- Engage in skill development: If you feel stagnant, consider taking courses or attending workshops that can enhance your skills and make your current role more engaging.
- Re-evaluate in six months: Set a reminder to reassess your feelings and situation in six months. If you still feel the same, it might be time to move on.
How to transition from your comfortable job to one you really love
Once you’ve decided to make a career change, knowing where to start can be daunting. Here is an easy-to-follow plan to guide you through the process.
Make a list of the kind of work that excites you and the skills you want to explore in your new career. Do you want to be more creative, take on more responsibility, or make a difference in your community? Consider the work structure you’re looking for; remote, freelance, part-time or full-time. Are you willing to relocate? And what kind of salary are you looking for?
Next, make a list of your strengths, both personally and professionally. Think about your previous jobs and the areas you excelled at. This will provide you with a comprehensive ‘wish list’ of the kind of job you’re looking for.
2. Identify your transferable skills
“I’m scared to leave my job after 20 years! I don’t have any transferable skills!” Sound familiar?

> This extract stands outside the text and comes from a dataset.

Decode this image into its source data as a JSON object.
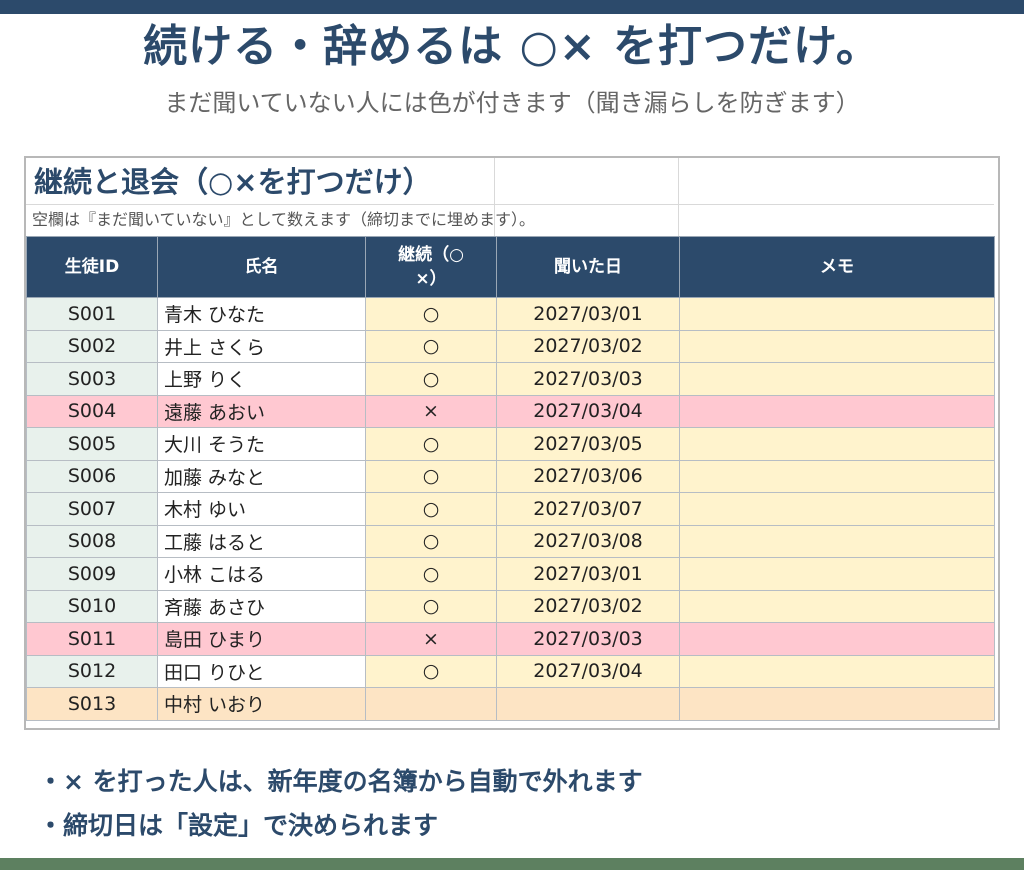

In all of your past work experience, be it 20 years or one month, you will find transferable skills. These are the skills you use every day that will be an asset to any future employer. To find your transferable skills, make a list of your daily roles and responsibilities, and consider what is needed to perform these tasks well. Common transferable skills include leadership, communication, research and management, but consider all your past experiences when looking for your skills. These skills will form the backbone of your career change resume.

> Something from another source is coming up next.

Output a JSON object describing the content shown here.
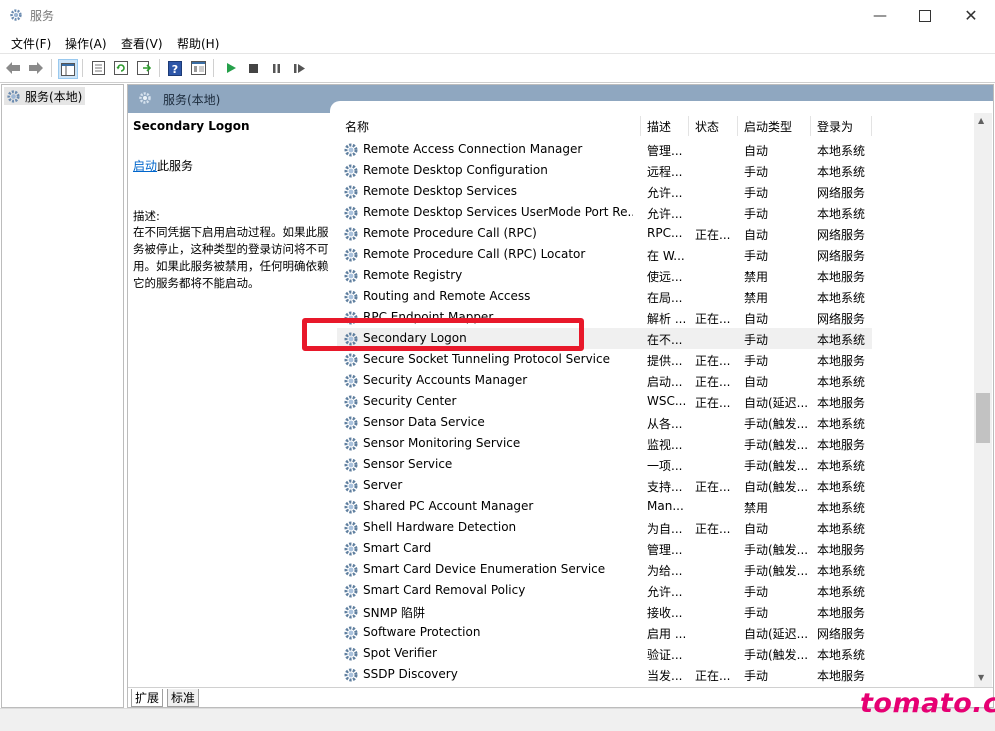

3. Market research
The next step is market research. Look into industries that meet the needs you listed above and research the kind of roles available. How do these roles line up with your wish list? Do they meet some or all of your goals? Use our career profiles tool to browse similar jobs for inspiration and lists of alternative careers and related job fields.
Once you have found a role that interests you, browse open job postings on LinkedIn and Indeed in your desired field to see how your current skills align with the new job requirements.
4. Passive job search
Looking for work whilst you’re currently employed gives you ample time to search and explore further training opportunities whilst you’re still employed. Network with professionals in your desired field, connect with recruiters on LinkedIn, and keep an eye open for potential leads and job openings.
Once you’ve found a career path you’re interested in, it’s time to get ready to apply.
- Update your resume. Follow our step-by-step guide to tailoring your resume for a career change by focussing on transferable skills and quantified experience. Writing your resume can be challenging, but our resume tools are here to provide personalized feedback on how to improve and help target your resume with keywords and skills.
- Optimize your LinkedIn profile for your new job search to bolster your chances of success.
- Consider attending additional training courses to tailor your resume to your new field. Even a few online courses can help a new employer see your dedication to your new profession.
Once your resume and online profiles are ready, it’s as simple as clicking apply. Remember, a standard job search can take 3-6 months, so don’t be put off if you’re not immediately successful. Focus on updating your resume, searching for job openings that match your goals, and applying selectively to jobs that really interest you.